- _Exercise description_:
Below are the records; copy each line in which "Edit" can be found.

(Beginning of Data extracts)

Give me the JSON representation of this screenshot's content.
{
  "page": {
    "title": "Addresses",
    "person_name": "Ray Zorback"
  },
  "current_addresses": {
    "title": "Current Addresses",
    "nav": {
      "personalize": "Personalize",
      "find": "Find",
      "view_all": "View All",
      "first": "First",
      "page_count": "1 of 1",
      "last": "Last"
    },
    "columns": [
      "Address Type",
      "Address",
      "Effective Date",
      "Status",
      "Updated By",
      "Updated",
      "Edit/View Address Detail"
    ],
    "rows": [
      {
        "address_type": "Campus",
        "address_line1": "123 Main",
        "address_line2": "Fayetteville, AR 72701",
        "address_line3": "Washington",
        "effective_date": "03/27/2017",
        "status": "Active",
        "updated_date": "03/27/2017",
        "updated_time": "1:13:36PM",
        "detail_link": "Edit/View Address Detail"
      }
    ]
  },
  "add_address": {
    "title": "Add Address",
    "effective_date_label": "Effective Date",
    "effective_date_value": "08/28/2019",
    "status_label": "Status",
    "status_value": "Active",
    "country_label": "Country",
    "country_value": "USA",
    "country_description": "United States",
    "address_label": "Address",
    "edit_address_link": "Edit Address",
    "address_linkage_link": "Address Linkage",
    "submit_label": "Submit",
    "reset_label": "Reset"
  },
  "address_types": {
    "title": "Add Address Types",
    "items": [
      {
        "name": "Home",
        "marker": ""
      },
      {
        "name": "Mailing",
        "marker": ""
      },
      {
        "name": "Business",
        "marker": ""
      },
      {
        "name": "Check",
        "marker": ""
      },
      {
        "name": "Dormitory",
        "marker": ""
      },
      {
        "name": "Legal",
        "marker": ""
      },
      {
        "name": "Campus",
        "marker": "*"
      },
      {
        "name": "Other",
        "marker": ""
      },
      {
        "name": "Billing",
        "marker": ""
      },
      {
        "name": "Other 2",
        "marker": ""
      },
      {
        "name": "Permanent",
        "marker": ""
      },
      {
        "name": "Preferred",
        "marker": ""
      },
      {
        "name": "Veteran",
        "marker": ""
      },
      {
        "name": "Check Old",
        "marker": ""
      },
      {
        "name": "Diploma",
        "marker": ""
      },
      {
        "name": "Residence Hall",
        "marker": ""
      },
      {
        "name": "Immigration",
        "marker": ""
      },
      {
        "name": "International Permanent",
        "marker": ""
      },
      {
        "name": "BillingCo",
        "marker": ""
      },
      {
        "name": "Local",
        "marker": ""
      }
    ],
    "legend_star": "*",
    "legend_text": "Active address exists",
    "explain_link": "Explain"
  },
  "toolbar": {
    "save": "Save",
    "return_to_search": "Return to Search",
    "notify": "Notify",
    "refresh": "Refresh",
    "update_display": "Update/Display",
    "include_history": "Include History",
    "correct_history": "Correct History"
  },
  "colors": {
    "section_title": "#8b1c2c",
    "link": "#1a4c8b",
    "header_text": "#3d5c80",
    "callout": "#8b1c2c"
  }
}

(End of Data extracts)

- _Exercise answer_:
      "Edit/View Address Detail"
        "detail_link": "Edit/View Address Detail"
    "edit_address_link": "Edit Address",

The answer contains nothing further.